What’s a Wardrobe Orphan?
Wardrobe Orphans (WO’s) are those items we love in the store, we buy, and bring home, but never wear. Often they hang in our closets with tags still on. We might smile to see it hanging in the closet, or it may make us feel guilty; an orphan never makes it onto our body and out of the house. Maybe the orphan doesn’t go with anything, or maybe it just feels funny on. Let’s talk about some of the reasons we have WO’s, and some ways to avoid them.
The Personality Orphan can sometimes be attributed to shopping with a friend who may have a very different style personality than you. Maybe you are predominantly Classic and Feminine, and your friend is a Relaxed Creative. The shirt she loved, and you bought, fits her personality but doesn’t work for you because it doesn’t fit yours! You may love a pattern, color or style, and the friend who wears them well, but that pattern/color/style never feels right on you, because it isn’t your style personality.
Another common shopping fail occurs when we shop with someone who has a fixed idea of what (they think) you should wear. Beware shopping with relations… (Moms and teens battle this one all the time!) The best way to avoid these Personality Orphans is to know thyself! Work on honing your Style Cocktail. Keep your Style Cocktail on a card in your wallet. (Not an Outfit Recipe, that’s a horse of a different color! A bit of Style Cocktail information can be found here.) Before you pull out your wallet to pay, look at the card and check if the garment you are holding fits your style words.

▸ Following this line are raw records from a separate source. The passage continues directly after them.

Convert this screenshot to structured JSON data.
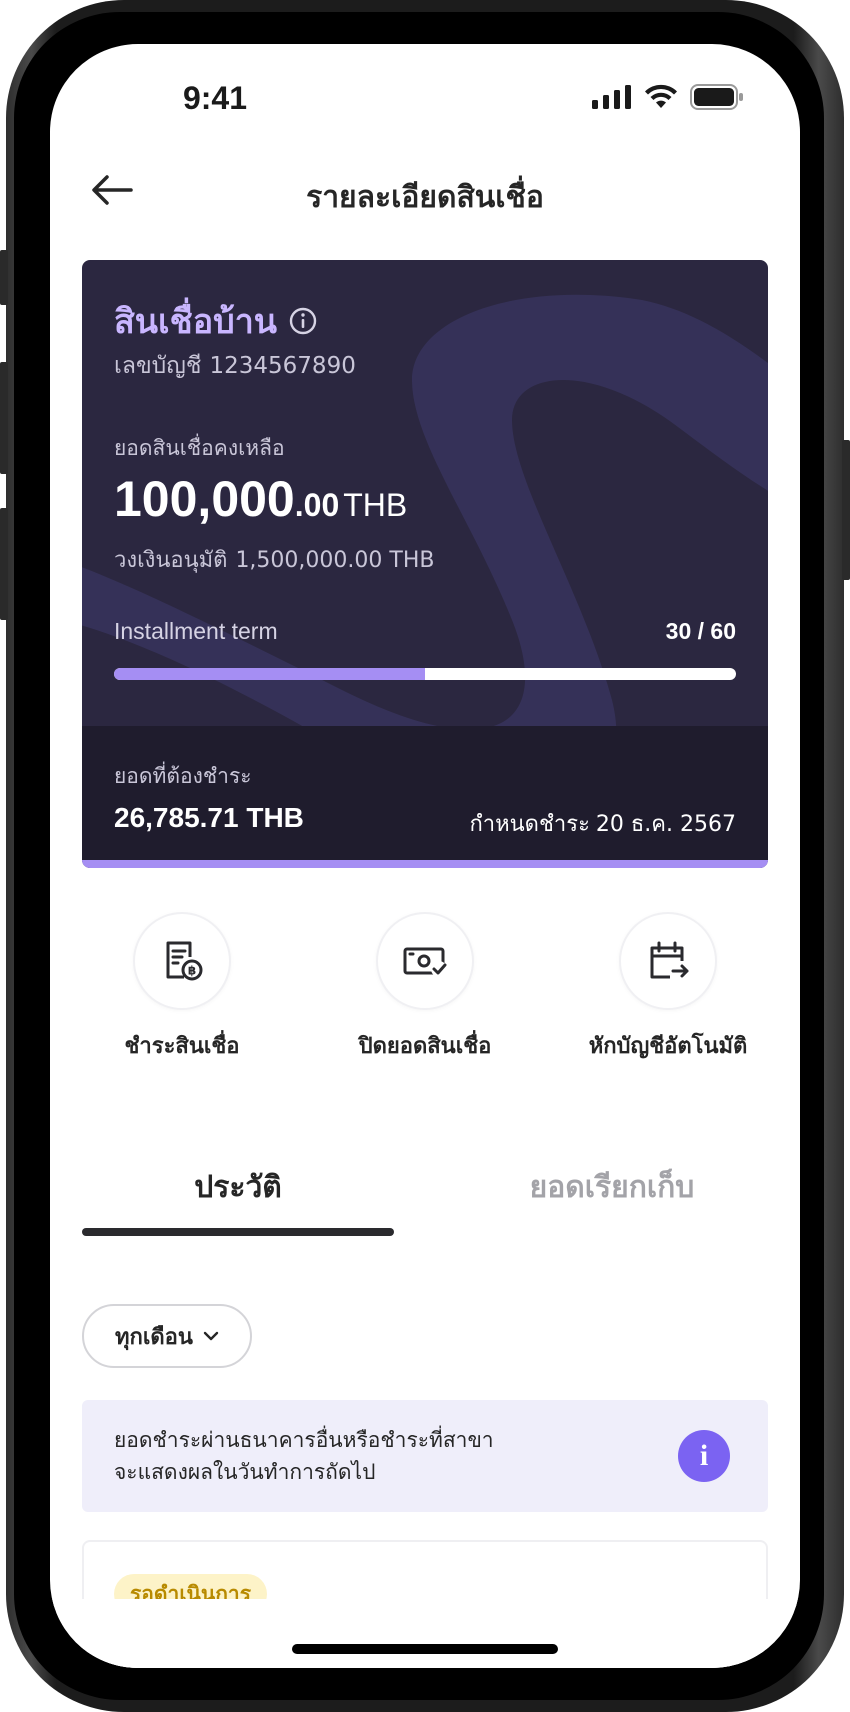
{
  "status_bar": {
    "time": "9:41"
  },
  "header": {
    "title": "รายละเอียดสินเชื่อ"
  },
  "loan_card": {
    "product_name": "สินเชื่อบ้าน",
    "account_label": "เลขบัญชี",
    "account_number": "1234567890",
    "balance_label": "ยอดสินเชื่อคงเหลือ",
    "balance_integer": "100,000",
    "balance_decimal": ".00",
    "currency": "THB",
    "limit_label": "วงเงินอนุมัติ",
    "limit_value": "1,500,000.00 THB",
    "term_label": "Installment term",
    "term_value": "30 / 60",
    "term_progress": 0.5,
    "due_label": "ยอดที่ต้องชำระ",
    "due_amount": "26,785.71 THB",
    "due_date_label": "กำหนดชำระ",
    "due_date_value": "20 ธ.ค. 2567",
    "colors": {
      "background": "#2b2740",
      "accent": "#a58ef3",
      "title": "#c9b6ff"
    }
  },
  "actions": [
    {
      "label": "ชำระสินเชื่อ",
      "icon": "bill-baht-icon"
    },
    {
      "label": "ปิดยอดสินเชื่อ",
      "icon": "cash-check-icon"
    },
    {
      "label": "หักบัญชีอัตโนมัติ",
      "icon": "calendar-transfer-icon"
    }
  ],
  "tabs": [
    {
      "label": "ประวัติ",
      "active": true
    },
    {
      "label": "ยอดเรียกเก็บ",
      "active": false
    }
  ],
  "filter": {
    "selected": "ทุกเดือน"
  },
  "info_banner": {
    "line1": "ยอดชำระผ่านธนาคารอื่นหรือชำระที่สาขา",
    "line2": "จะแสดงผลในวันทำการถัดไป",
    "icon_text": "i"
  },
  "history": [
    {
      "status": "รอดำเนินการ"
    }
  ]
}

If it doesn’t, analyze what it is you love about it, and apply that to an item that does fit your Recipe.
It is good to step out of our comfort zone and try new things, but baby-step it. Try just one new part of the pattern/style/color rather than all at once. Maybe you want to try the cold-shoulder trend. So, buy that top in a color you know you look great in. That gives it the familiarity you may need to take the leap and wear it out of the house!
Color Orphans are items that don’t go with what you already own, or with your personal coloring. There are two main ways to avoid color clash orphans.
(1) You can limit the color palette in your wardrobe to 2-3 neutrals, and 2-3 accent colors. If the item is not one of your neutrals or accents, you can feel free to leave it behind, or even better, ask the store clerk if it comes in one of your wardrobe colors. This method requires a great deal of self-discipline, and is not for everyone, especially those who crave variety.
(2) Another method for avoiding the dreaded clash is to have a Personal Color Analysis. There are lots of systems out there; most have come a long way from the old 4 Seasons of the 1980’s. My favorite is the (very nuanced) Absolute Color System, and it is the one I use with my clients. (Here you can see the 9 warm palettes!) Knowing your personal palette gives you hundreds of colors to choose from, and because they share the same color properties, they mix and match without the dreaded “clash”
Personal Pet Peeve: Color systems that come with personality labels, or tell you to dye your hair to fit your type. Beware!
If people ask “Are you feeling alright?” when you wear something, that’s a cue that it is not a good color for your personal coloring! Using your personal color palette to select the colors that best flatter you helps you avoid the “Are you okay?” from those you meet during your day.
A Body Shape Orphan is an item you bought that just doesn’t work for your body shape Frequently BSO’s will make you feel frumpy, or overexposed/tarty; they may make you physically uncomfortable. The waistband is too snug, the shape is boxy and you need shaping, the cut is too low, or too tight. The boots squeeze your calves; those shoes give you a blister every time you wear them. Some Body Shape Orphans can be rescued with a trip to the tailor, cobbler, or a cami to cover the extra cleavage, but often it is best to say goodbye to them. . When you try on everyday clothes, make sure they will work for your everyday activities! Sit, walk, and stretch. Make sure the clothes can do what you want them to!
Knowing your body shape can help you avoid these orphans by makeing you aware of what cuts, styles, and proportions look best on you, and helps you avoid the boxy, oversized, frump zone. Clothes do not have to be baggy to be comfortable, they just need to fit your shape. I cannot say this enough: If you are not employed as a fit model, don’t expect clothes to fit off the rack! Alterations should be a regular part of life for us mere mortals.
The best way to avoid orphans is to be a conscious shopper. Look carefully before you buy. If you cannot make at least 3 outfits with the new piece and what you already own, save your money. Once home, if you need to buy an entirely new outfit to make an orphan work, it is probably best to return it or set it free. It will be perfect for someone else, so donate it, consign it, or have a clothing swap with friends. Make it a Wardrobe Orphan Home Finding Party! Your wardrobe orphan may just be someone else’s outfit completer!
What orphan is hiding in your closet? Please let me know in the comments below!